The first puzzle you sometimes have to solve, when going to an escape room, is actually finding the room. From the top floors in five-storey buildings, to slightly dank basements found down a set of stairs on a high street, they can be pretty much anywhere – they’re just a handful of rooms, after all.
It’s this kind of humble nature that the opening of Escape Academy captures. It’s a game that will transport you off to a mysterious school for escapists, weaving a mystery through inventively themed challenges, the first being a deliberately generic-looking escape room. Except, this isn’t any old escape room and, having overcome the meagre challenge that it offers, you discover that it’s actually a front for the academy’s rather opaque recruiting process.
It won’t take long before you’re whisked away to the academy, enrolling at this school, taking classes, meeting the quirky teaching staff and characters, and finding yourself embroiled in some kind of mystery.
A lot of that mystery remained through our preview session, but what got to shine through was the game’s love of the escape room form. It’s really no surprise that Coin Crew Games was founded by a pair of escape room designers who chose to explore the possibilities of digital escape rooms during the pandemic.
Escape Academy does a great job of capturing the general feel of an escape room, of having to scour the environment for puzzles to solve, for clues to apply to solving them, of gathering a big bundle of information and then figuring out what applies to what puzzle. However, it also has to adhere to the various conventions and accommodations that are needed for video games. As you roam an area, you’ll scan the walls, the tables, even the floor for clues, and in true video game fashion, everything of note is highlighted for you as you look at it. Not everything is worth looking at, and some basic bookshelves or plants might simply get you a stock line about how untidy they look, but you should be able to easily spot everything you need within a space.
The trick is then spotting the connections you need to make, what the puzzle is that you’re actually trying to solve, and where many puzzle games and even escape room-like VR titles will dole things out in a relatively linear fashion, the rooms I’ve seen and played in Escape Academy seem to have a broader feel with puzzles often in parallel.
There’s always a grounded logic to how things work – you won’t be crawling into Coin Crew’s minds to figure out their internal logic, as you had to for in older PC point & click adventures. Some of that comes from the breadth of testing. Compared to running real world escape rooms, where you might get a handful of playtest groups in before opening it to the public, Coin Crew has held over 100 digital playtests to help spot sticking points through the puzzles, ensure the in-game hints system works well, and even just that the controls are accessible to as many players as possible.

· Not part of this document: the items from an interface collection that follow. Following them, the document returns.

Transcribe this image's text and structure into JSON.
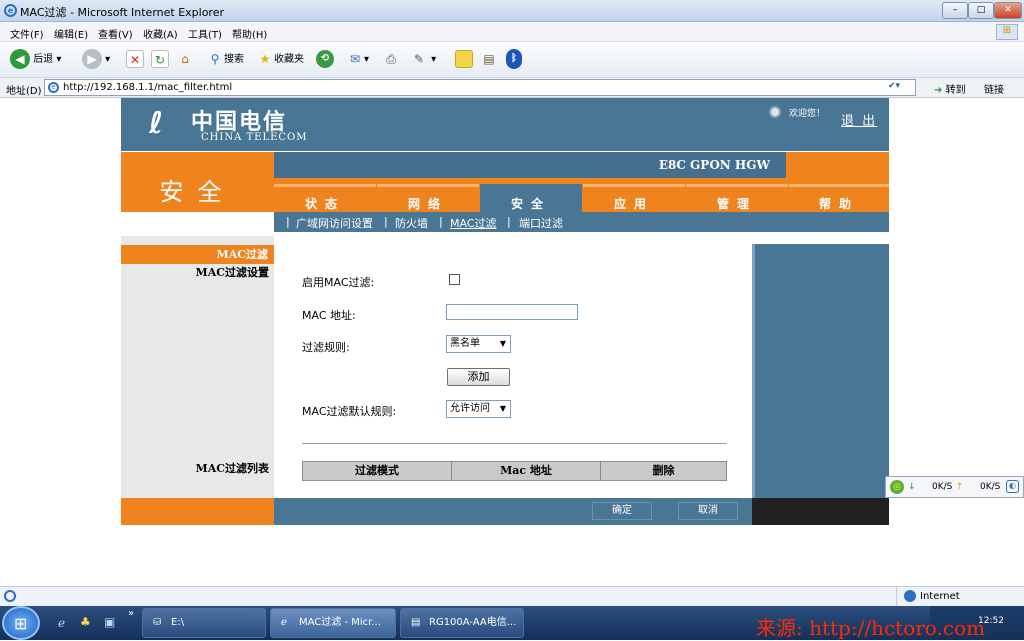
{
  "window": {
    "title": "MAC过滤 - Microsoft Internet Explorer",
    "minimize": "–",
    "maximize": "□",
    "close": "✕"
  },
  "menu": [
    "文件(F)",
    "编辑(E)",
    "查看(V)",
    "收藏(A)",
    "工具(T)",
    "帮助(H)"
  ],
  "toolbar": {
    "back": "后退",
    "search": "搜索",
    "favorites": "收藏夹"
  },
  "address": {
    "label": "地址(D)",
    "url": "http://192.168.1.1/mac_filter.html",
    "go": "转到",
    "links": "链接"
  },
  "page": {
    "logo_cn": "中国电信",
    "logo_en": "CHINA TELECOM",
    "welcome": "欢迎您！",
    "logout": "退 出",
    "product": "E8C GPON HGW",
    "section_title": "安全",
    "tabs": [
      "状态",
      "网络",
      "安全",
      "应用",
      "管理",
      "帮助"
    ],
    "subnav": [
      "广域网访问设置",
      "防火墙",
      "MAC过滤",
      "端口过滤"
    ],
    "left_active": "MAC过滤",
    "left_label_settings": "MAC过滤设置",
    "left_label_list": "MAC过滤列表",
    "form": {
      "enable_label": "启用MAC过滤:",
      "mac_label": "MAC 地址:",
      "mac_value": "",
      "rule_label": "过滤规则:",
      "rule_value": "黑名单",
      "add_button": "添加",
      "default_rule_label": "MAC过滤默认规则:",
      "default_rule_value": "允许访问"
    },
    "table_headers": [
      "过滤模式",
      "Mac 地址",
      "删除"
    ],
    "ok_button": "确定",
    "cancel_button": "取消"
  },
  "netmon": {
    "down": "0K/S",
    "up": "0K/S"
  },
  "status": {
    "zone": "Internet"
  },
  "taskbar": {
    "quick_more": "»",
    "items": [
      "E:\\",
      "MAC过滤 - Micr...",
      "RG100A-AA电信..."
    ],
    "clock": "12:52"
  },
  "watermark": "来源: http://hctoro.com"
}
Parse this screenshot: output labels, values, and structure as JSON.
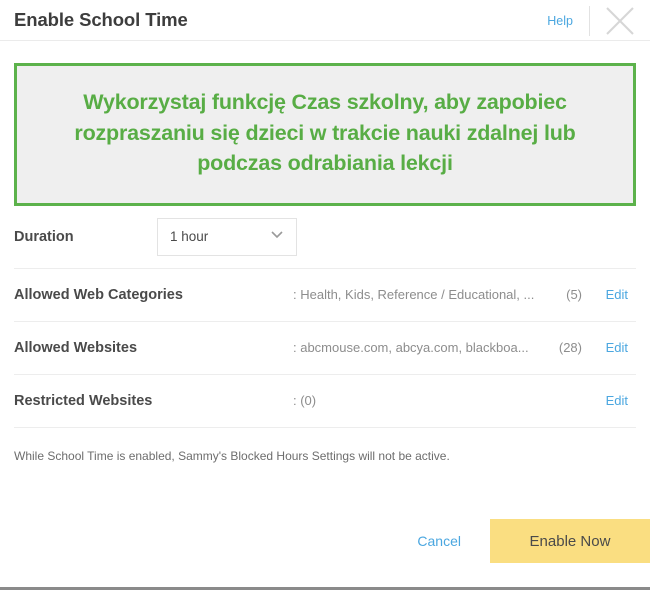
{
  "header": {
    "title": "Enable School Time",
    "help_label": "Help",
    "close_icon": "close-icon"
  },
  "banner": {
    "text": "Wykorzystaj funkcję Czas szkolny, aby zapobiec rozpraszaniu się dzieci w trakcie nauki zdalnej lub podczas odrabiania lekcji",
    "border_color": "#5cb24b",
    "text_color": "#58ad45",
    "background_color": "#efefef"
  },
  "duration": {
    "label": "Duration",
    "selected": "1 hour",
    "chevron_icon": "chevron-down-icon"
  },
  "settings": [
    {
      "label": "Allowed Web Categories",
      "value": ": Health, Kids, Reference / Educational, ...",
      "count": "(5)",
      "edit_label": "Edit"
    },
    {
      "label": "Allowed Websites",
      "value": ": abcmouse.com, abcya.com, blackboa...",
      "count": "(28)",
      "edit_label": "Edit"
    },
    {
      "label": "Restricted Websites",
      "value": ": (0)",
      "count": "",
      "edit_label": "Edit"
    }
  ],
  "note": "While School Time is enabled, Sammy's Blocked Hours Settings will not be active.",
  "footer": {
    "cancel_label": "Cancel",
    "enable_label": "Enable Now",
    "enable_color": "#fade81"
  }
}
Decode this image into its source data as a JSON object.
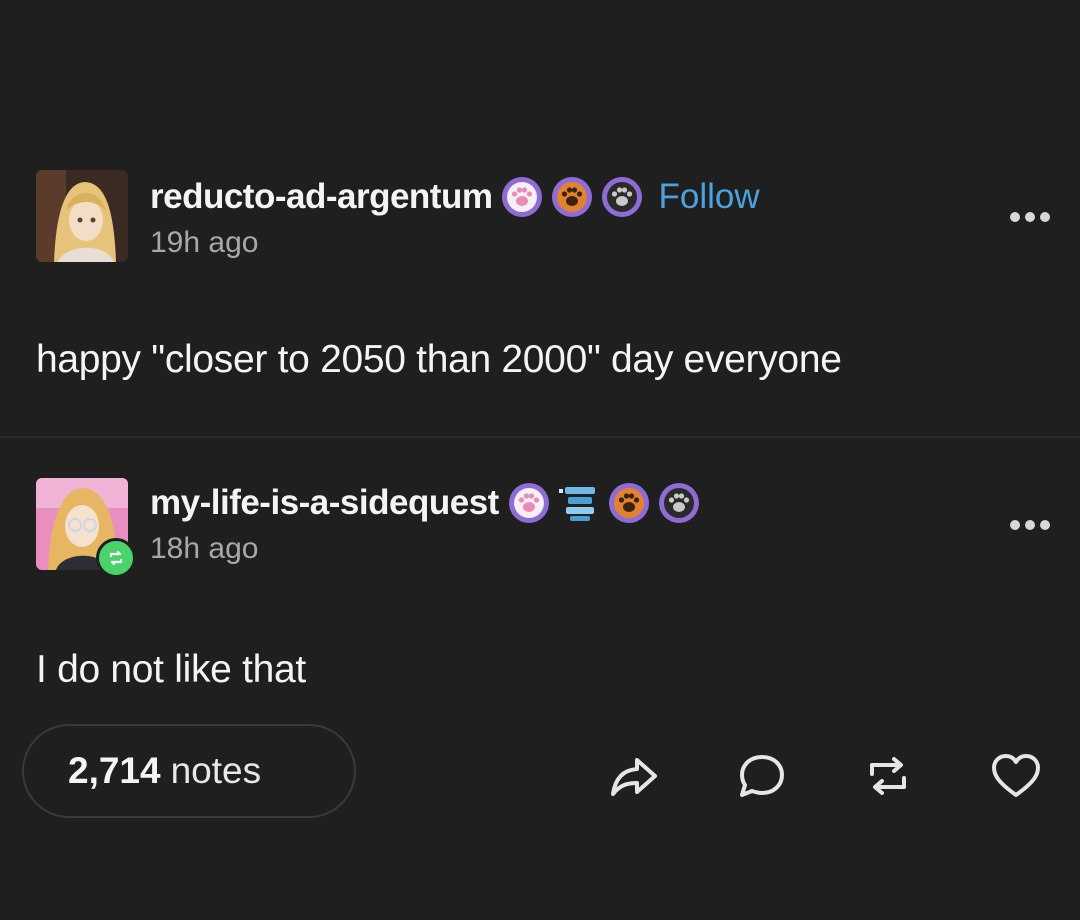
{
  "posts": [
    {
      "username": "reducto-ad-argentum",
      "badges": [
        "pink-paw-badge-icon",
        "orange-paw-badge-icon",
        "grey-paw-badge-icon"
      ],
      "follow_label": "Follow",
      "timestamp": "19h ago",
      "text": "happy \"closer to 2050 than 2000\" day everyone"
    },
    {
      "username": "my-life-is-a-sidequest",
      "badges": [
        "pink-paw-badge-icon",
        "blue-stack-badge-icon",
        "orange-paw-badge-icon",
        "grey-paw-badge-icon"
      ],
      "timestamp": "18h ago",
      "text": "I do not like that"
    }
  ],
  "footer": {
    "notes_count": "2,714",
    "notes_label": "notes",
    "actions": [
      "share-icon",
      "reply-icon",
      "reblog-icon",
      "like-icon"
    ]
  },
  "colors": {
    "background": "#1f1f1f",
    "accent_link": "#4aa3df",
    "reblog_badge": "#4bd36b",
    "badge_purple": "#8f6bd6",
    "badge_orange": "#e3822e"
  }
}
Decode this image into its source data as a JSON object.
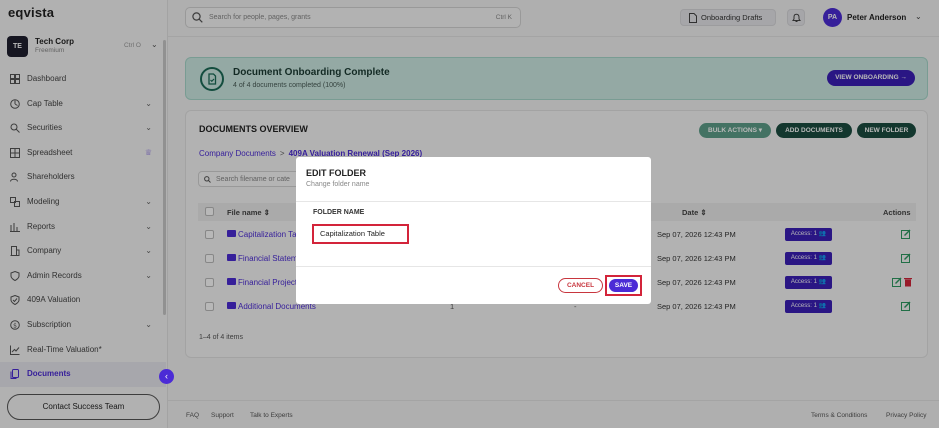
{
  "app": {
    "logo": "eqvista"
  },
  "org": {
    "initials": "TE",
    "name": "Tech Corp",
    "plan": "Freemium",
    "shortcut": "Ctrl O"
  },
  "sidebar": {
    "items": [
      {
        "label": "Dashboard",
        "icon": "dashboard-icon",
        "chevron": false
      },
      {
        "label": "Cap Table",
        "icon": "cap-table-icon",
        "chevron": true
      },
      {
        "label": "Securities",
        "icon": "securities-icon",
        "chevron": true
      },
      {
        "label": "Spreadsheet",
        "icon": "spreadsheet-icon",
        "crown": true
      },
      {
        "label": "Shareholders",
        "icon": "shareholders-icon",
        "chevron": false
      },
      {
        "label": "Modeling",
        "icon": "modeling-icon",
        "chevron": true
      },
      {
        "label": "Reports",
        "icon": "reports-icon",
        "chevron": true
      },
      {
        "label": "Company",
        "icon": "company-icon",
        "chevron": true
      },
      {
        "label": "Admin Records",
        "icon": "admin-records-icon",
        "chevron": true
      },
      {
        "label": "409A Valuation",
        "icon": "valuation-icon",
        "chevron": false
      },
      {
        "label": "Subscription",
        "icon": "subscription-icon",
        "chevron": true
      },
      {
        "label": "Real-Time Valuation*",
        "icon": "chart-icon",
        "chevron": false
      },
      {
        "label": "Documents",
        "icon": "documents-icon",
        "chevron": false,
        "active": true
      }
    ],
    "contact": "Contact Success Team"
  },
  "topbar": {
    "search_placeholder": "Search for people, pages, grants",
    "search_shortcut": "Ctrl K",
    "drafts": "Onboarding Drafts",
    "user_initials": "PA",
    "user_name": "Peter Anderson"
  },
  "banner": {
    "title": "Document Onboarding Complete",
    "subtitle": "4 of 4 documents completed (100%)",
    "button": "VIEW ONBOARDING →"
  },
  "docs": {
    "title": "DOCUMENTS OVERVIEW",
    "bulk": "BULK ACTIONS ▾",
    "add": "ADD DOCUMENTS",
    "new_folder": "NEW FOLDER",
    "breadcrumb": {
      "root": "Company Documents",
      "sep": ">",
      "current": "409A Valuation Renewal (Sep 2026)"
    },
    "search_placeholder": "Search filename or cate",
    "columns": {
      "file": "File name ⇕",
      "date": "Date ⇕",
      "actions": "Actions"
    },
    "rows": [
      {
        "name": "Capitalization Ta",
        "c1": "",
        "c2": "",
        "date": "Sep 07, 2026 12:43 PM",
        "access": "Access: 1 👥",
        "delete": false
      },
      {
        "name": "Financial Statem",
        "c1": "",
        "c2": "",
        "date": "Sep 07, 2026 12:43 PM",
        "access": "Access: 1 👥",
        "delete": false
      },
      {
        "name": "Financial Project",
        "c1": "",
        "c2": "",
        "date": "Sep 07, 2026 12:43 PM",
        "access": "Access: 1 👥",
        "delete": true
      },
      {
        "name": "Additional Documents",
        "c1": "1",
        "c2": "-",
        "date": "Sep 07, 2026 12:43 PM",
        "access": "Access: 1 👥",
        "delete": false
      }
    ],
    "pager": "1–4 of 4 items"
  },
  "footer": {
    "faq": "FAQ",
    "support": "Support",
    "experts": "Talk to Experts",
    "terms": "Terms & Conditions",
    "privacy": "Privacy Policy"
  },
  "modal": {
    "title": "EDIT FOLDER",
    "subtitle": "Change folder name",
    "field_label": "FOLDER NAME",
    "field_value": "Capitalization Table",
    "cancel": "CANCEL",
    "save": "SAVE"
  },
  "colors": {
    "accent": "#4b2bd6",
    "green": "#1b6b57",
    "danger": "#d3243a"
  }
}
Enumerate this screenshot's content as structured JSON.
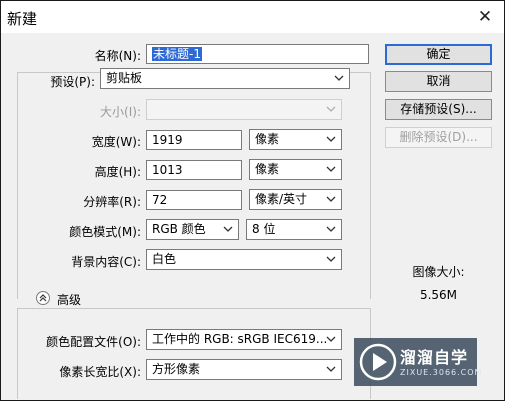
{
  "window": {
    "title": "新建",
    "close_glyph": "✕"
  },
  "name": {
    "label": "名称(N):",
    "value": "未标题-1"
  },
  "preset": {
    "label": "预设(P):",
    "value": "剪贴板"
  },
  "size": {
    "label": "大小(I):",
    "value": ""
  },
  "width": {
    "label": "宽度(W):",
    "value": "1919",
    "unit": "像素"
  },
  "height": {
    "label": "高度(H):",
    "value": "1013",
    "unit": "像素"
  },
  "resolution": {
    "label": "分辨率(R):",
    "value": "72",
    "unit": "像素/英寸"
  },
  "color_mode": {
    "label": "颜色模式(M):",
    "value": "RGB 颜色",
    "depth": "8 位"
  },
  "background": {
    "label": "背景内容(C):",
    "value": "白色"
  },
  "advanced": {
    "label": "高级"
  },
  "color_profile": {
    "label": "颜色配置文件(O):",
    "value": "工作中的 RGB: sRGB IEC619..."
  },
  "pixel_aspect": {
    "label": "像素长宽比(X):",
    "value": "方形像素"
  },
  "buttons": {
    "ok": "确定",
    "cancel": "取消",
    "save_preset": "存储预设(S)...",
    "delete_preset": "删除预设(D)..."
  },
  "image_size": {
    "label": "图像大小:",
    "value": "5.56M"
  },
  "watermark": {
    "brand": "溜溜自学",
    "url": "ZIXUE.3066.COM"
  },
  "colors": {
    "accent": "#2e6ad6",
    "dialog_bg": "#f0f0f0",
    "logo_bg": "#3a4a5c"
  }
}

The other advantage to digital? Peril. One of the game’s levels has you needing to escape a tower that’s gradually filling with water as the clock counts down, constantly needing to solve puzzles to unlock doors and move up a level. It’s like a string of mini escape rooms in quick succession, and I can’t wait to see the other scenarios that have been cooked up.
What’s great to see is the variety on offer through the game. There’s ciphers to figure out, pianos to play, dark lights to shine, a disco, simple math puzzles, mini sudoku, and even simply deduction. They were all thoroughly enjoyable, and feel like they’re pitched just right for me to make the connections and deductions in short order – there’s no red herrings in the puzzles to get you tangled up, helping it feel like it skews easier than some of the more challenging real world escape rooms I’ve played.
The puzzle difficulty is one side of the game’s accessibility, but on the other, there will be a range of options to adapt the game for photosensitivity, cater to colour-blindness, and you can even just turn the level timers off if you don’t want to race through them. The game has also been localised for English, French, German and Spanish, which has included adapting the language-based puzzles.
At the end of each room you get a report card, showing you the completion time, giving you a grade, and then showing you the timeline of how you completed each step of the room. It’s a nice touch, but while you can go back and play them again, this isn’t really the kind of game for speed-running. This feels more like a one and done kind of game, unless you want to share the experience with another player, that is.
Just like real escape rooms, you can play Escape Academy in co-op, both locally and online, with a slightly limited cross-play in effect – PS4 and PS5 can play together, and PC (Steam and Microsoft Store) can play with Xbox One and Xbox Series X|S. I rather enjoyed running through these levels solo, but the parallel nature of the puzzling could excel when playing in a pair.
Honestly, I’m really looking forward to playing Escape Academy when it comes out on 20th June this year. I also know that I’m going to be extremely sad once I’ve reached the end of the game and run out of puzzles to solve…